Coexisting of COX7A2L-ALK, LINC01210-ALK, ATP13A4-ALK and Acquired SLCO2A1-ALK in a Lung Adenocarcinoma with Rearrangements Loss During the Treatment of Crizotinib and Ceritinib: A Case Report

Onco Targets Ther. 2020 Aug 20:13:8313-8316. doi: 10.2147/OTT.S258067. eCollection 2020.


ALK rearrangements account for ~5% of non-small-cell lung cancer (NSCLC). Numerous rearrangement partners have been discovered. Here, we describe a 53-year-old nonsmoker with NSCLC, in whom we identified four novel rearrangements. The patient was diagnosed as adenocarcinoma in the right middle lobe of lung, with metastases in subcarinal lymph node, ipsilateral lung, pleura and contralateral rib (cT4N2M1, stage IV). Next-generation sequencing (NGS) identified three baseline ALK fusions: COX7A2L-ALK (C[intragenic]:A20), LINC01210-ALK (L[intergenic]:A20) and ATP13A4-ALK (A9:A19). The patient exhibited 12 months of progression-free survival (PFS) and a partial response (PR) to first-line crizotinib therapy. We then discovered a new SLCO2A1-ALK fusion (S[intergenic]:A18) and a missense mutation C1156Y after resistance developed. Sequential ceritinib resulted in further 8 months of PFS, after which NGS results demonstrated the loss of ATP13A4-ALK and SLCO2A1-ALK. This is the first description a NSCLC patient harbors four ALK fusions and was sensitive to tyrosine kinase inhibitors (TKIs). Acquisition and loss of ALK fusions after ALK inhibitors may account for resistance.

Keywords: NSCLC; intergenic ALK; intragenic ALK; non-EML4–ALK; target therapy.

Publication types

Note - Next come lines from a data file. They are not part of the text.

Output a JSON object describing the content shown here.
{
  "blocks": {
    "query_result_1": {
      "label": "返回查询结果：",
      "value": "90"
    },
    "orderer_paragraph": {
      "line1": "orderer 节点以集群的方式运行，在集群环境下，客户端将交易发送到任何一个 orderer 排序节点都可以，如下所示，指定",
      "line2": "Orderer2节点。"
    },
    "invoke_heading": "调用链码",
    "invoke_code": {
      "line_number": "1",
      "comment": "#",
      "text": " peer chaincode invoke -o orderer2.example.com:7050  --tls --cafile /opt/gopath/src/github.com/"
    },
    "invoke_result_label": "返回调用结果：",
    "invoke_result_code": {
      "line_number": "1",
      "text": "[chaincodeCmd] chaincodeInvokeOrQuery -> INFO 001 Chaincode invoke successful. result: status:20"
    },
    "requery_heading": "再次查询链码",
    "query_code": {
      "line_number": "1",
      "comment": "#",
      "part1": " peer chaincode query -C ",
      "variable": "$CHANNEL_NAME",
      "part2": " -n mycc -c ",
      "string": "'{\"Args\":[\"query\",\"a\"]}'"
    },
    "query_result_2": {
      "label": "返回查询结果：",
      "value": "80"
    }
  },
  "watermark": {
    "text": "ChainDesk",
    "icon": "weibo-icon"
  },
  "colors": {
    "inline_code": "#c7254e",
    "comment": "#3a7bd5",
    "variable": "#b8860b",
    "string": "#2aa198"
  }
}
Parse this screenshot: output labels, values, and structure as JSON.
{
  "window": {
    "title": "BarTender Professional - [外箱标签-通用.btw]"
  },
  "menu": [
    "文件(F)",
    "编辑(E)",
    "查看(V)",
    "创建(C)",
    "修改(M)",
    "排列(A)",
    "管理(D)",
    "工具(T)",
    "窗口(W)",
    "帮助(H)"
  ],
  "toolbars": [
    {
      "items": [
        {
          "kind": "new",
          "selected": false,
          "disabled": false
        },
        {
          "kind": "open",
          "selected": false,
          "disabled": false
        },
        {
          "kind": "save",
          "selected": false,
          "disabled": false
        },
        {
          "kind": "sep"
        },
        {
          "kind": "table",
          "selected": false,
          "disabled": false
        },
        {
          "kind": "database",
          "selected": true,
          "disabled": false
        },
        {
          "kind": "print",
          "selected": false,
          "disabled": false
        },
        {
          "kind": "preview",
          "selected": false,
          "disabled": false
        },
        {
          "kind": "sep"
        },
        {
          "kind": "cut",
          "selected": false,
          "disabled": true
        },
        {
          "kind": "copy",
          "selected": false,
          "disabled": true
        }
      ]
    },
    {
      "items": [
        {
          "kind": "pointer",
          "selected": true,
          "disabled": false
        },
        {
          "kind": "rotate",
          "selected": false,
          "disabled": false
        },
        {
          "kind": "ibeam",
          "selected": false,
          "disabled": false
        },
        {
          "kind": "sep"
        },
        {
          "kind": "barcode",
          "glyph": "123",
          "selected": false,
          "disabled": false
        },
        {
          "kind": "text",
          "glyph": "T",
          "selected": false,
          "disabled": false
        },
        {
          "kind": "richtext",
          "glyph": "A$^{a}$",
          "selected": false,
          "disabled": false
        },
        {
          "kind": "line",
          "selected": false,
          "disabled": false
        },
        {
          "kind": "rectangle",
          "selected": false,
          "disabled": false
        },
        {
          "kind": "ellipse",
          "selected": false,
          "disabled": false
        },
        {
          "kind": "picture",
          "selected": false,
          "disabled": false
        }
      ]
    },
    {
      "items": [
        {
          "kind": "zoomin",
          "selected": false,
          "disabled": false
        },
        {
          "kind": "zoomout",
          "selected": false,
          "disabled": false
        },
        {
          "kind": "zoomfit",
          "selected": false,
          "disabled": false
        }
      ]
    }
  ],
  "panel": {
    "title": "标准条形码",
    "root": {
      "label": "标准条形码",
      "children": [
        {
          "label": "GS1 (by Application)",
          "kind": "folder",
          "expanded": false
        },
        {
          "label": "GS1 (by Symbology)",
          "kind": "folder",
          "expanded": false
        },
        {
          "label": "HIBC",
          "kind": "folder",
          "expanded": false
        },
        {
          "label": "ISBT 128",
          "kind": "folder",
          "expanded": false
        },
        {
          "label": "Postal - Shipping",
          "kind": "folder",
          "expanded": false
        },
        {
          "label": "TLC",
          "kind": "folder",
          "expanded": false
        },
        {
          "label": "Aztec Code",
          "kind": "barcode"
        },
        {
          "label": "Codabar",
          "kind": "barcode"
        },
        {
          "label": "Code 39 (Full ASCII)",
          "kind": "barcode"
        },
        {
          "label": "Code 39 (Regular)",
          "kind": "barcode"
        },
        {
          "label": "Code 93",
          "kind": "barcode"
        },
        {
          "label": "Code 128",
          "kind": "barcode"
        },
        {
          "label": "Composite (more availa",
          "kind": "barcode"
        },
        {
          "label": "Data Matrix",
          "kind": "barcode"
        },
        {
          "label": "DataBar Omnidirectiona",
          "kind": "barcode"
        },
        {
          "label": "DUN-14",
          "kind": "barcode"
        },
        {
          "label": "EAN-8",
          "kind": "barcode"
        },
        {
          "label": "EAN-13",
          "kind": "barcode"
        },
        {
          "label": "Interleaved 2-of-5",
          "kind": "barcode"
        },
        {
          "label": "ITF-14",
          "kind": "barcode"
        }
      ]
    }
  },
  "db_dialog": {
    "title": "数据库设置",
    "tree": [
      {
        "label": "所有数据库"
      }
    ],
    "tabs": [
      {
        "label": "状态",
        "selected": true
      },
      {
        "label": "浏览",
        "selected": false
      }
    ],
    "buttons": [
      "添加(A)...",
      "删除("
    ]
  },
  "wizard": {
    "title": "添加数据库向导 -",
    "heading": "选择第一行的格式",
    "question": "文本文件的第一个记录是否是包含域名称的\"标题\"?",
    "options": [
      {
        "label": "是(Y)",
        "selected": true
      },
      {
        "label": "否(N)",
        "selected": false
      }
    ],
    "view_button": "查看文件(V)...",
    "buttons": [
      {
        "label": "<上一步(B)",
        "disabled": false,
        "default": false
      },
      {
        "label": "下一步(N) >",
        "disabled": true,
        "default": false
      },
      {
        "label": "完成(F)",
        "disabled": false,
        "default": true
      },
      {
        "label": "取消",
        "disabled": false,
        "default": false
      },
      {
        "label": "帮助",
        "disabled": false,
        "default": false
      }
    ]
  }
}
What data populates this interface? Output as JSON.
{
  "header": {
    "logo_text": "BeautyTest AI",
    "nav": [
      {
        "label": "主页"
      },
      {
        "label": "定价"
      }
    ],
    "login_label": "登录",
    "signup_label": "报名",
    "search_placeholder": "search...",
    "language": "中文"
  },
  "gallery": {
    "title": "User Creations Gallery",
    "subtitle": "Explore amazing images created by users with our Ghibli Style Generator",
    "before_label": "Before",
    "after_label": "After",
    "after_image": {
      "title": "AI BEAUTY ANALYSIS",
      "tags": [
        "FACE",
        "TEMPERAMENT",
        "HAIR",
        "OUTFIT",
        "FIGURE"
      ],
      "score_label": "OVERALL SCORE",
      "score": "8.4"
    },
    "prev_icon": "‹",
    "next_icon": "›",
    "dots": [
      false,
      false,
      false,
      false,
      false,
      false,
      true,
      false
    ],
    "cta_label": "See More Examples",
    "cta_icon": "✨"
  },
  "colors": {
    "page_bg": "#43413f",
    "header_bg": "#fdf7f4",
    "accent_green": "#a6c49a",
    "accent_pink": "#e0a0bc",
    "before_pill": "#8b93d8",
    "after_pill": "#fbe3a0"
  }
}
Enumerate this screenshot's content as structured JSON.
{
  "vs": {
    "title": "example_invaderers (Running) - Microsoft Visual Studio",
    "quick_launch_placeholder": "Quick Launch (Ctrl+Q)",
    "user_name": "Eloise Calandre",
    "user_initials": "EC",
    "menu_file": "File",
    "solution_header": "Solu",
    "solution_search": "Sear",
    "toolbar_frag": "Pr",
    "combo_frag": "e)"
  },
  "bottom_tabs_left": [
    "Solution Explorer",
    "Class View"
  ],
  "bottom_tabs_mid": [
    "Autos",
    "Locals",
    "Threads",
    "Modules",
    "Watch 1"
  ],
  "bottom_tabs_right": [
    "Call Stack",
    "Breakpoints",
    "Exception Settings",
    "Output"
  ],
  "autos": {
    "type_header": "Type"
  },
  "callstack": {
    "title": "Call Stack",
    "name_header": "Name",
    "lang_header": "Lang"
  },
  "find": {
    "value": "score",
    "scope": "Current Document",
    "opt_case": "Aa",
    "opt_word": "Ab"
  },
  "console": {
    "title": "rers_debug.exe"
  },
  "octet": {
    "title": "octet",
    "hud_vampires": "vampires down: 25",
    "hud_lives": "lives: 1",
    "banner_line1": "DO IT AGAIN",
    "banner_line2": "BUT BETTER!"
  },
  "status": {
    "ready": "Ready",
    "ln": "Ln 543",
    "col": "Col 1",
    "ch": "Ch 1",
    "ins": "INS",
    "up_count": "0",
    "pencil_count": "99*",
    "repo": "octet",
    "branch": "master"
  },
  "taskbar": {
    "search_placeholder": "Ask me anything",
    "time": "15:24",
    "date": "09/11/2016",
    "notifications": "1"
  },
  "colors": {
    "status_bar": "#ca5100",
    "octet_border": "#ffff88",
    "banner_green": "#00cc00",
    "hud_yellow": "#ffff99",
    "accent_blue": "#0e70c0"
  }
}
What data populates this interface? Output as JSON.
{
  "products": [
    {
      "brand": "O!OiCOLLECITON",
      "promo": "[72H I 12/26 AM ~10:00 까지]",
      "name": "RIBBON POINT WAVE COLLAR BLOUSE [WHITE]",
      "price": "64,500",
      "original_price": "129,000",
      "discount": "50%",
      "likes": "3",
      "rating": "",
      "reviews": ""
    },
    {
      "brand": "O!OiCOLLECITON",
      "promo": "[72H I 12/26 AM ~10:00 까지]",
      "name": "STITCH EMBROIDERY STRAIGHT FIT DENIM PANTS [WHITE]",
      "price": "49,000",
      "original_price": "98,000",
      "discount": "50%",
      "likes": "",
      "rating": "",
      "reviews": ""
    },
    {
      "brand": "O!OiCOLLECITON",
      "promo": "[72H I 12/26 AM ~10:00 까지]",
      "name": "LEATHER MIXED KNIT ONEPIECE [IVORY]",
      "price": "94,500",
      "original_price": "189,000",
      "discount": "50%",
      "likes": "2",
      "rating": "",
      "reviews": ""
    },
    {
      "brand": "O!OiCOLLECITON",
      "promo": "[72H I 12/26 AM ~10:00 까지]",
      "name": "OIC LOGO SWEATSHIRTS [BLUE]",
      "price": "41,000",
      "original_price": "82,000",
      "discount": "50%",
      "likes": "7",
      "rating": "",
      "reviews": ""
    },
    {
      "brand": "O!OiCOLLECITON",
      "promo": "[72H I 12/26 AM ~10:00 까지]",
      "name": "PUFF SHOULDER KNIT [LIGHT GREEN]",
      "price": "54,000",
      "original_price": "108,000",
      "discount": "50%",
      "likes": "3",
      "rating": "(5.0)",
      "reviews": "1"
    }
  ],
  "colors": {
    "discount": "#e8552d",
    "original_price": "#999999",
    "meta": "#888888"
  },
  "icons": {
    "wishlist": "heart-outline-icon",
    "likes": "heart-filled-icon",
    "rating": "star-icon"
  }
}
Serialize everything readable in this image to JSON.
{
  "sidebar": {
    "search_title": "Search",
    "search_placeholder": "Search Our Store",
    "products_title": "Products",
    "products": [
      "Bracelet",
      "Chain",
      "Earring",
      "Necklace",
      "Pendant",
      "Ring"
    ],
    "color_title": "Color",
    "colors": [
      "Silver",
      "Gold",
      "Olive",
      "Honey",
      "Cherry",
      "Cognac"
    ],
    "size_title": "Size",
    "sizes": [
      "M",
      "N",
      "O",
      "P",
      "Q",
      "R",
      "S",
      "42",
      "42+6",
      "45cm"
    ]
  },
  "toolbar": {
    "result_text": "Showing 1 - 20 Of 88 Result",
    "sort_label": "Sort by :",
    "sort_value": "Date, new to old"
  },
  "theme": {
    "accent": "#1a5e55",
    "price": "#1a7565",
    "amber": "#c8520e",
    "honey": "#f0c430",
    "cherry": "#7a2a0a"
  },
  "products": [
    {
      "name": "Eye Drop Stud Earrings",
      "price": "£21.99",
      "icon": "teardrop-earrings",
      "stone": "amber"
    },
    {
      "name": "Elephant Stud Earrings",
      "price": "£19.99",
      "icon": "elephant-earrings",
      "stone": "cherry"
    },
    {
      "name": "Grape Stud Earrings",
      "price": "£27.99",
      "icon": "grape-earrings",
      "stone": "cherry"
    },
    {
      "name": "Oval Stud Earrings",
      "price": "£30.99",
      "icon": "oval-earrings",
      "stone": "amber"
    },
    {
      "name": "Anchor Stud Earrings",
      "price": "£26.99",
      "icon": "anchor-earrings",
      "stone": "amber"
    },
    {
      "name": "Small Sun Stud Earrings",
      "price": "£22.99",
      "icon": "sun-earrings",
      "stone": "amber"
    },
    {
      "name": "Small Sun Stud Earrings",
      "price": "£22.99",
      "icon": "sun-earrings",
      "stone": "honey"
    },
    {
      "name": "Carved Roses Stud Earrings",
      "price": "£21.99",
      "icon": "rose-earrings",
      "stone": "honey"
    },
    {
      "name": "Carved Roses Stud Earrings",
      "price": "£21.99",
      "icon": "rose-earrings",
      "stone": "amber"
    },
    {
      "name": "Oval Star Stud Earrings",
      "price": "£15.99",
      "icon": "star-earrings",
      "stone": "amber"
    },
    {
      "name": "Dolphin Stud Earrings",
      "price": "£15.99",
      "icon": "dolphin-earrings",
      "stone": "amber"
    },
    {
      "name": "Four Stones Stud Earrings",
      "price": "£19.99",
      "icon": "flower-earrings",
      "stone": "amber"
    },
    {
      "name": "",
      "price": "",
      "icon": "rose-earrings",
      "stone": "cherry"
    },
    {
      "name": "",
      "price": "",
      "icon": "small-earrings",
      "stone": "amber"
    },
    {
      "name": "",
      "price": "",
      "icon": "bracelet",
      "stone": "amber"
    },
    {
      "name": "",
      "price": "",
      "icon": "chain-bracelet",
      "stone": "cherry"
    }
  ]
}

  • Case Reports

Grants and funding

This research was supported by the Wu Jieping Medical Foundation (Project number: 312180612).